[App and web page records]

▼

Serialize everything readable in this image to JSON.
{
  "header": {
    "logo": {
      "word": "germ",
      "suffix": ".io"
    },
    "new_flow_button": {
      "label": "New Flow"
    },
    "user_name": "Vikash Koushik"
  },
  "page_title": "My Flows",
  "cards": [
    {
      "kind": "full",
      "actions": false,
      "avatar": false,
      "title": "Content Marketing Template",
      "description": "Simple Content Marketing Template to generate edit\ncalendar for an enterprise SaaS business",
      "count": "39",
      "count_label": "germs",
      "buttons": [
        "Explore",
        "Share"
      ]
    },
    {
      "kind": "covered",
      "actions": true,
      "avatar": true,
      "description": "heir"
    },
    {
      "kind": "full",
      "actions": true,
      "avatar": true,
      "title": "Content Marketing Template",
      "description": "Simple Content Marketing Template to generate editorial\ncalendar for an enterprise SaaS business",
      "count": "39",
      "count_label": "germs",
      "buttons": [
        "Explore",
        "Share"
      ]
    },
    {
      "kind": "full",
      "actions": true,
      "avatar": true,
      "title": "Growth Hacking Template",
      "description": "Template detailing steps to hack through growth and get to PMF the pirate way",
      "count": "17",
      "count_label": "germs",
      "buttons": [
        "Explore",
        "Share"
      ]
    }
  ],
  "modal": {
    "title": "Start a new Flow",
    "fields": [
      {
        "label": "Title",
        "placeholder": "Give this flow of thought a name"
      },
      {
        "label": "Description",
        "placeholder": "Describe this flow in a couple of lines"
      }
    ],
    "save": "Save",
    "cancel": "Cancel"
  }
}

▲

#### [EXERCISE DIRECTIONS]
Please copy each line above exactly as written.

#### [SOLUTION TO THIS TASK]
Serialize everything readable in this image to JSON.
{
  "header": {
    "logo": {
      "word": "germ",
      "suffix": ".io"
    },
    "new_flow_button": {
      "label": "New Flow"
    },
    "user_name": "Vikash Koushik"
  },
  "page_title": "My Flows",
  "cards": [
    {
      "kind": "full",
      "actions": false,
      "avatar": false,
      "title": "Content Marketing Template",
      "description": "Simple Content Marketing Template to generate edit\ncalendar for an enterprise SaaS business",
      "count": "39",
      "count_label": "germs",
      "buttons": [
        "Explore",
        "Share"
      ]
    },
    {
      "kind": "covered",
      "actions": true,
      "avatar": true,
      "description": "heir"
    },
    {
      "kind": "full",
      "actions": true,
      "avatar": true,
      "title": "Content Marketing Template",
      "description": "Simple Content Marketing Template to generate editorial\ncalendar for an enterprise SaaS business",
      "count": "39",
      "count_label": "germs",
      "buttons": [
        "Explore",
        "Share"
      ]
    },
    {
      "kind": "full",
      "actions": true,
      "avatar": true,
      "title": "Growth Hacking Template",
      "description": "Template detailing steps to hack through growth and get to PMF the pirate way",
      "count": "17",
      "count_label": "germs",
      "buttons": [
        "Explore",
        "Share"
      ]
    }
  ],
  "modal": {
    "title": "Start a new Flow",
    "fields": [
      {
        "label": "Title",
        "placeholder": "Give this flow of thought a name"
      },
      {
        "label": "Description",
        "placeholder": "Describe this flow in a couple of lines"
      }
    ],
    "save": "Save",
    "cancel": "Cancel"
  }
}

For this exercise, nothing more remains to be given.